━━━━━ The data

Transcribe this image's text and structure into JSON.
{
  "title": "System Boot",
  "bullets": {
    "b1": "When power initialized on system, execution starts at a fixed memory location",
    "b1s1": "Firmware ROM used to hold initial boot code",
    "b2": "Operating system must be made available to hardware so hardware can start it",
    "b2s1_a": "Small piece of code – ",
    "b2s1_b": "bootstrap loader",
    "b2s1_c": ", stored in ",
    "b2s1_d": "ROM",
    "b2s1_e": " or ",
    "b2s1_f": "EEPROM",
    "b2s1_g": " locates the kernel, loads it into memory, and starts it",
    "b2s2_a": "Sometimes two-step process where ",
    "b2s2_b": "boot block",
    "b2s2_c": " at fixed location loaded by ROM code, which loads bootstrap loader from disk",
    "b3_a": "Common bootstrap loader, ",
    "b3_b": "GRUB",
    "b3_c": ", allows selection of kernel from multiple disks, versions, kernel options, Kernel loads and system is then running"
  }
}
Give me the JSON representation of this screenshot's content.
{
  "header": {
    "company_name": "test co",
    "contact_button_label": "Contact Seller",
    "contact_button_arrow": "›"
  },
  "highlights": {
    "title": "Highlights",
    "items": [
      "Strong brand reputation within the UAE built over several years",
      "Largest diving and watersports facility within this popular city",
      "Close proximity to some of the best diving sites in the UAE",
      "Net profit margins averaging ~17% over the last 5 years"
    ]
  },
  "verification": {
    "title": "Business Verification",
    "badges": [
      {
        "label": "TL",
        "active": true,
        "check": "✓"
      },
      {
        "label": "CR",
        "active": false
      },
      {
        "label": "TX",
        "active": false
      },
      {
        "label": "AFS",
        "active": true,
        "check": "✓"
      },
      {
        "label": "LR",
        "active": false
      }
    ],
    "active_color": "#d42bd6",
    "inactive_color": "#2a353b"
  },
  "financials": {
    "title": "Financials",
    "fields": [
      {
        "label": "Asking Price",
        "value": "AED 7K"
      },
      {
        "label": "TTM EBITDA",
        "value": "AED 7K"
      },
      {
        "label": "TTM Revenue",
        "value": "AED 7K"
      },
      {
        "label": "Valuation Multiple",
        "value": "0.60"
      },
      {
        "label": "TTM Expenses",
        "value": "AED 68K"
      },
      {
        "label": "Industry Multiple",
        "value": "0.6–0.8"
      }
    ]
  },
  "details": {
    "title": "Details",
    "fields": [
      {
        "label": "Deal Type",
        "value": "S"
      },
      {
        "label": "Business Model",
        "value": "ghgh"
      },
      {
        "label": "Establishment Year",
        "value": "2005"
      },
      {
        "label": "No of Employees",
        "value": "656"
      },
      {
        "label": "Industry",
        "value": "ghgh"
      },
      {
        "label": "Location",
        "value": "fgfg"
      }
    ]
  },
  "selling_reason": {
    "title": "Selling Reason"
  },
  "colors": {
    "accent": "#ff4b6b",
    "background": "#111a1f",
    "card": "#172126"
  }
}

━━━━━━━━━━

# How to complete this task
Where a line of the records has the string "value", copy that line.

# Response to this exercise
        "value": "AED 7K"
        "value": "AED 7K"
        "value": "AED 7K"
        "value": "0.60"
        "value": "AED 68K"
        "value": "0.6–0.8"
        "value": "S"
        "value": "ghgh"
        "value": "2005"
        "value": "656"
        "value": "ghgh"
        "value": "fgfg"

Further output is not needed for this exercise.